Heero pressed his lips to Duo's shoulder. Maybe Duo wasn't feeling any regret or anything, but he was still obviously agitated. "They've... left a mark on you, Duo."
"Yeah. Yeah, I know." He sighed. "But I've gotten way past the point of wishing I hadn't been born. Even passed out of my phase of being glad I'd been born, just to spite them. Now I'm just glad I was born because now... because I got Howie... and now I've got you. Those two are history. Just..." He paused for a laugh. "Ha, I guess that lady was right. Guess there is 'history' between us, after all."
It seemed they would be here for a while. Heero tugged them over to the futon sofa and got them settled, Duo curled up against his side. Again unsure of what to say, he decided to just stroke his fingers against Duo's arm and wait it out.
After a couple of minutes, Duo had a few more things in his head sorted out and shared them. "No, I am pissed at him. But only because of the last time I saw him. God, what was that...? Like, four years ago? Just ran into him all of a sudden, me and Howie... And the guy just couldn't leave well enough alone... He had no right to lay into Howie like that. No right at all. He couldn't just pretend he was my dad all of a sudden, like he had some sort of claim on me. Yeah, that pissed me off alright. But other than that..." He made a sound of disgust. "Yeah, okay, fine. Yeah, I'm glad the guy's officially out of my life, or at least, he would be if he'd just sent a telegram or something. Could have just read it and tossed it out with the rest of the junk mail. What the fuck is up with sending your wife in to deliver one last kick to the nuts? How fucked up is that?
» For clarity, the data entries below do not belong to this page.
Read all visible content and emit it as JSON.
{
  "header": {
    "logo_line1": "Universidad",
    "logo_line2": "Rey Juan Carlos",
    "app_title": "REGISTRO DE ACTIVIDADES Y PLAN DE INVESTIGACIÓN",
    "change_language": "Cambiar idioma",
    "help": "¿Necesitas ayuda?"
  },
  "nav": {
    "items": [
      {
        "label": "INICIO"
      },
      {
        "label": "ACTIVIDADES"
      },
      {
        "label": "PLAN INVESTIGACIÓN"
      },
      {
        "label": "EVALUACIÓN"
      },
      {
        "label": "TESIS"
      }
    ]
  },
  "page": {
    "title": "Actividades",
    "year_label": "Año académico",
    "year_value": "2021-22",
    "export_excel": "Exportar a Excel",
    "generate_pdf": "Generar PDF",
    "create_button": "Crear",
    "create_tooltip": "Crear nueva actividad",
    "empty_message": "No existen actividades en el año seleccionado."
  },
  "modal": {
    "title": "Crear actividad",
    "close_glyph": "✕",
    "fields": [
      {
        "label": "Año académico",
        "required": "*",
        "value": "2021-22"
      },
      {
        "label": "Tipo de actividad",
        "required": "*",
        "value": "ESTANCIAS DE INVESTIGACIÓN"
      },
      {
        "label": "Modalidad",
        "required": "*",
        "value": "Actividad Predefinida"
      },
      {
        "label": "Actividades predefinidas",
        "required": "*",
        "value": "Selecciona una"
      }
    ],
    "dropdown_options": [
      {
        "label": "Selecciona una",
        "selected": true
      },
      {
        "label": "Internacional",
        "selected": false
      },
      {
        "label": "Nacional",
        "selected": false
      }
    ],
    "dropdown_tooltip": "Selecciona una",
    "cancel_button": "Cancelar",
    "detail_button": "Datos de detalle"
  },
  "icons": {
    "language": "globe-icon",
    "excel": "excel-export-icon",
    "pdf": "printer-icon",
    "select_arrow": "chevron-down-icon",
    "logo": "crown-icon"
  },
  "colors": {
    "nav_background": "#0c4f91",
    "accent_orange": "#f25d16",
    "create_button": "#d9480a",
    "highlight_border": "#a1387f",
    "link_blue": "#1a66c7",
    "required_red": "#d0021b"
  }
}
But I mean, other than that, it's not like I'm happy the idiot's dead or something." There was a short silence, and then he sighed. "I still sound angry, don't I?"
Heero tightened his embrace for a moment. "It's okay to be angry, Duo."
"Don't pull that tone of voice on me, man." He had a continuation of his diatribe ready to go on the tip of his tongue before he thought better of it and pulled himself up short. He found Heero's free hand and entwined their fingers in apology. "Sorry. I'm not angry at you. Just..."
"It's okay not to be angry, too, Duo."
Duo stayed silent for a minute. "I guess I'm more angry than not. Which is good, I guess, since I walked all the way over here feeling like a big dick because I didn't feel anything."
Heero shifted uncomfortably before speaking up. "I... didn't feel anything. When I found out that my father was dead."
Duo winced. "I didn't mean--"
"That was different," Heero interrupted, shrugging slightly. "I just found out on paper, anyway. I didn't have anyone hand-delivering the news. And he left us alone most of the time anyway, when my parents were still together. I don't have nearly as much 'history' as you do."
"Yeah... Okay, I guess maybe I was just lying to myself when I thought I wasn't feeling anything. But it's not like a 'big' kind of angry. Yeah, he left his mark on me... I'll admit that. So I can't in all honesty say that he doesn't mean anything at all to me. Nothing good, but still something, I guess. But... my life next week's gonna be the same as it was last week. Life goes on. Same as it did when I had such a loser dad. Same as it will with a dead loser dad."
last modified : 4/6/2008 02:22:28 PST